How to prevent termites naturally
Even though there’s no guarantee on their effectiveness, there are several all-natural DIY methods that may help to protect your home and yard from termites.
It’s understandable why some people are wary of using chemicals in pest control. Thankfully, there are a number of all-natural methods to help keep termites away from your property. It’s important to note that termites are notoriously difficult to get rid of and almost always require professional treatment. That said, there are a number of natural methods that may help prevent termites from infesting your home:
Orange oil - This can be sprayed into high-risk areas for termites, including crawl spaces and attics.
Cardboard traps - These are often effective because they contain the cellulose that attracts termites.
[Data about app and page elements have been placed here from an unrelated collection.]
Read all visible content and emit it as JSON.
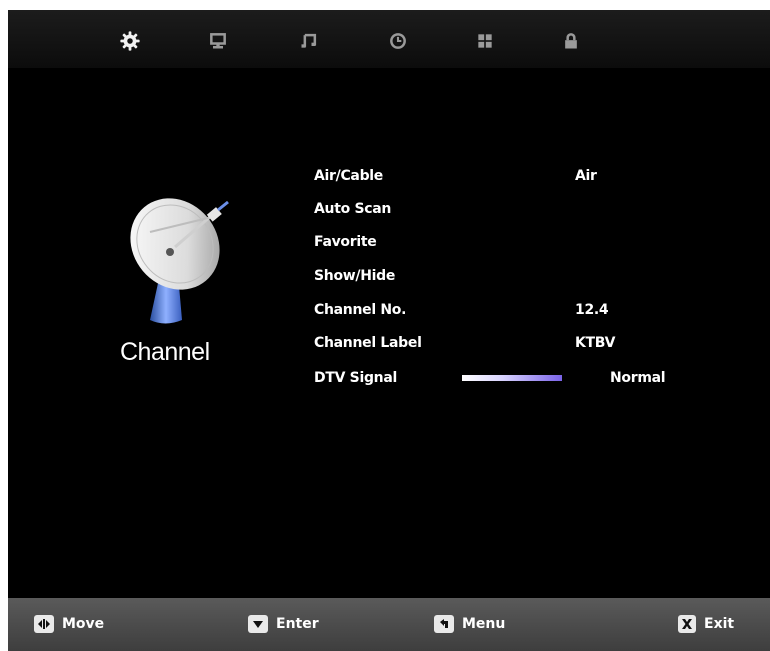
{
  "tabs": [
    {
      "icon": "gear-icon",
      "active": true
    },
    {
      "icon": "monitor-icon",
      "active": false
    },
    {
      "icon": "music-note-icon",
      "active": false
    },
    {
      "icon": "clock-icon",
      "active": false
    },
    {
      "icon": "grid-icon",
      "active": false
    },
    {
      "icon": "lock-icon",
      "active": false
    }
  ],
  "section": {
    "title": "Channel",
    "icon": "satellite-dish-icon"
  },
  "menu": {
    "air_cable": {
      "label": "Air/Cable",
      "value": "Air"
    },
    "auto_scan": {
      "label": "Auto Scan"
    },
    "favorite": {
      "label": "Favorite"
    },
    "show_hide": {
      "label": "Show/Hide"
    },
    "channel_no": {
      "label": "Channel No.",
      "value": "12.4"
    },
    "channel_label": {
      "label": "Channel Label",
      "value": "KTBV"
    },
    "dtv_signal": {
      "label": "DTV Signal",
      "value": "Normal"
    }
  },
  "footer": {
    "move": "Move",
    "enter": "Enter",
    "menu": "Menu",
    "exit": "Exit"
  },
  "colors": {
    "background": "#000000",
    "text": "#ffffff",
    "signal_bar_end": "#7a63e8",
    "footer_bg": "#4a4a4a"
  }
}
The hope is that any nearby termites will gather near the trap, which can then be disposed of by burning.
Exposure to sunlight - Termites are very sensitive to sunlight; exposing infested furniture to daylight can kill off any hiding termites.
Diatomaceous earth - Used to control many types of garden pests, this can be mixed with soil, water, or paint to help keep termites away.
Nematodes - Certain groups of parasitic nematodes are known to feed on termites, making them a natural form of biological control.
Boric acid - Available in liquid or dust form, boric acid works to kill termites and other pests in or near the home.
DIY vs. professional termite prevention
Preventing termites naturally has been known to work if you are dedicated to staying on top of administering treatment. As with all pests, prevention is the best form of control. In addition to these natural methods, it’s still very important to get regular inspections by an expert who can seek out early signs of termites in your home.
If you can stop the problem before it starts, there’s no need to worry about using chemical treatments. However, if you have an active termite infestation, treatment needs to be handled by a professional who can use the most effective products available, including baiting systems and termiticides. Orange oil, sunlight, nematodes, and other natural prevention methods simply won’t hold up when you are taking on a full-blown infestation.